When Emma Putnam commits suicide, a community is up in arms. Everyone seems to think that it’s the fault of several teens who bullied Emma relentlessly. Sara Wharton is one of those teens. Along with her best friend Brielle and a few other classmates, the group is awaiting trial for their role in the death of the sixteen-year-old. Completely ostracized from everyone in town and ordered to stay away from Brielle, Sara reflects on what has happened in the days leading up to the trial.
Amanda Maciel’s ambitious debut succeeds on a lot of levels. Creating a story and characters loosely based on real events, she crafts a novel that is achingly real, ultimately heartbreaking, and pretty unforgettable. By choosing to have Sara, one of the bullies, narrate the story, Maciel’s approach to the subject matter is different than many other authors. It’s a risk, because there are many readers out there who won’t like Sara.

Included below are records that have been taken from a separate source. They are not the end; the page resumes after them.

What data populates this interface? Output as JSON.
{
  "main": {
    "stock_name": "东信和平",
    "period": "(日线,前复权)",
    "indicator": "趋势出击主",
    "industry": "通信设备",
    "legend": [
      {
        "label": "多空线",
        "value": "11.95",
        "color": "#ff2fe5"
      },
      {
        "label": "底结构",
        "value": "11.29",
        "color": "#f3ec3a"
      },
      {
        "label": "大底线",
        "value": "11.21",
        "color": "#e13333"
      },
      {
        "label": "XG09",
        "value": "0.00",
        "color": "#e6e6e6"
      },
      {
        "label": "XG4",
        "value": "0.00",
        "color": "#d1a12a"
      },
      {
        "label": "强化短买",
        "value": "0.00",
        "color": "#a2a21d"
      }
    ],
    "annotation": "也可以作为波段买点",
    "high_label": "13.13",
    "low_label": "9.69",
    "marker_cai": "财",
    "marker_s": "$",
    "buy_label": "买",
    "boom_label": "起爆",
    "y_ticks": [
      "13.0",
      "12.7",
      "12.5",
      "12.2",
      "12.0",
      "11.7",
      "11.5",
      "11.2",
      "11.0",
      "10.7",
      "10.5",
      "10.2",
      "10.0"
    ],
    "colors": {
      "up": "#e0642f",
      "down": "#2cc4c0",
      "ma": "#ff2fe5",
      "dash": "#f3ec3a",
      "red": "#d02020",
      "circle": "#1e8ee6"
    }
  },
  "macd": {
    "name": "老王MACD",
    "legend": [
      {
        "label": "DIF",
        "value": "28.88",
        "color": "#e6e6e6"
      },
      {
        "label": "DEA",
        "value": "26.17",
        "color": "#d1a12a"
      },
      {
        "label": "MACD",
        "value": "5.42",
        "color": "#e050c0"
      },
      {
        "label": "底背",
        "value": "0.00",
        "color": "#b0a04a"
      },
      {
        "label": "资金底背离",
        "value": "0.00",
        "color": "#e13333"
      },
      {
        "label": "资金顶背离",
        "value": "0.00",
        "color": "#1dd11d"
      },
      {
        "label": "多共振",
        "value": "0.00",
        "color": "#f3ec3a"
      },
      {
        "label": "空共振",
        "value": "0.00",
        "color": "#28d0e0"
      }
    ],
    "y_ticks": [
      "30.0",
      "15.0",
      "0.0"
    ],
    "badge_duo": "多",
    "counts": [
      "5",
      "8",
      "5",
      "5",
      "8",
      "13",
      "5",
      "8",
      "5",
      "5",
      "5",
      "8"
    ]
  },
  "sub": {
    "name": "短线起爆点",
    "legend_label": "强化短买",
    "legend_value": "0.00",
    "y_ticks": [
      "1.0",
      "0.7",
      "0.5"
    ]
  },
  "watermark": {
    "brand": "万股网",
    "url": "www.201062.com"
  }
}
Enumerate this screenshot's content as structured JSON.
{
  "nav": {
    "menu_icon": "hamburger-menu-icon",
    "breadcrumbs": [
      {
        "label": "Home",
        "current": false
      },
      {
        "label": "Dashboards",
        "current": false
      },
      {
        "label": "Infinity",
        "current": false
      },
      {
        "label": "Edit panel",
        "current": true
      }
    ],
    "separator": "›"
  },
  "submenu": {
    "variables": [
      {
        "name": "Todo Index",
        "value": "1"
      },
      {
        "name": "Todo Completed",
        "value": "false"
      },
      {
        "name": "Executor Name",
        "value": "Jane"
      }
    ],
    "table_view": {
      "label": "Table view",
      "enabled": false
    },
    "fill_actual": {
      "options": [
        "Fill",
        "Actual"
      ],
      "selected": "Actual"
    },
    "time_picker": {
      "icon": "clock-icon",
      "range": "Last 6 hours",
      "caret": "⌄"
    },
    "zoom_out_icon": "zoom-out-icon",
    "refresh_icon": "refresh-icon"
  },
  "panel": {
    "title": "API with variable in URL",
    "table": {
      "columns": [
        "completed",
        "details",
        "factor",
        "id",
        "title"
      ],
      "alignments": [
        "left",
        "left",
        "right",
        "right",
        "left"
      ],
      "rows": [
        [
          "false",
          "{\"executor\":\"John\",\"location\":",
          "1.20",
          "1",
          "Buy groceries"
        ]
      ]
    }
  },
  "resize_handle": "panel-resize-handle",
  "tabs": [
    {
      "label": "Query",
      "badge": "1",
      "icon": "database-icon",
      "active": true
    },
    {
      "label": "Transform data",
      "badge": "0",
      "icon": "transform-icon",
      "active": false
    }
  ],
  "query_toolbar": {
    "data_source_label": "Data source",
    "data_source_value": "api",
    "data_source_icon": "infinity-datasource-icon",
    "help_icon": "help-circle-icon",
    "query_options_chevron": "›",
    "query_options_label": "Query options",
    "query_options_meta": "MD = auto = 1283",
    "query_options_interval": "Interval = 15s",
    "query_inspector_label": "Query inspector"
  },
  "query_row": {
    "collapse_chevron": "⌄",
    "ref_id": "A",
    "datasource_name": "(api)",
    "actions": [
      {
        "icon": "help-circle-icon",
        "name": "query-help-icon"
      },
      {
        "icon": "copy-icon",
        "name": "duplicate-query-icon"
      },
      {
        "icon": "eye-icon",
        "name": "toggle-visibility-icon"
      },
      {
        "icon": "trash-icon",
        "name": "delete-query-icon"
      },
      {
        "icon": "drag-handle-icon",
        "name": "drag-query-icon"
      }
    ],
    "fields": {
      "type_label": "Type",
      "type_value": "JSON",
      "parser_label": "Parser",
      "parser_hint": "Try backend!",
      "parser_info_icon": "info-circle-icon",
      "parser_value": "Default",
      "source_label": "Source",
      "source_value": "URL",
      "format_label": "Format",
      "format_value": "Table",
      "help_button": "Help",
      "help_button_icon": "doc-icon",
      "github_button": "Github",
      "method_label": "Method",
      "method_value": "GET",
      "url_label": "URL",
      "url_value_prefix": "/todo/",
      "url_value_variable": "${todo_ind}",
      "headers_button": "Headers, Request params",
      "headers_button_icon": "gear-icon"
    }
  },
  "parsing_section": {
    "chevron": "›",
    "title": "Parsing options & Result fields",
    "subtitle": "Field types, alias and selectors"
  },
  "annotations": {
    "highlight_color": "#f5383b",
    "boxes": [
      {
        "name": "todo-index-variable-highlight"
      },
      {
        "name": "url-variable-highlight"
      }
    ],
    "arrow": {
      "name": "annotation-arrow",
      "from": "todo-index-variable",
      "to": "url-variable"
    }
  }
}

And while that shouldn’t matter, because since WHEN do readers have to “like” the narrator, it will to some. But what Maciel does is elevate Sara from a stock character and make her a deeply flawed protagonist who is also very real. For the most part, at least. Both Sara and the character of Carmichael are fairly well done, as are brief moments with Sara’s family–in particular, her younger brothers.
Less successful characters include Brielle, who is clearly supposed to be the Queen Bee Mean Girl. While there’s a moment or two where Maciel hints at something underneath Brielle’s surface, it feels like too little to get on board with her.
There’s lots of stuff for readers to chew on and discuss here. Not merely about issues like bullying and suicide, the book raises questions about who is complicit when a suicide like this occurs, what other factors play into something this horrific, and how one can move on after something like this happens. Readers are going to want to talk about this one, and it will be great for discussion.
Which is why it’s so disappointing when Maciel’s ending makes everything a little too convenient, too easy, and more than a little inauthentic. It undermines all of the groundwork that Maciel worked so hard to put in place. It’s too bad, because it takes what could have been a knockout of a book to one that is merely pretty good.
Tease by Amanda Maciel. Balzer & Bray: 2014. ILL’d through library.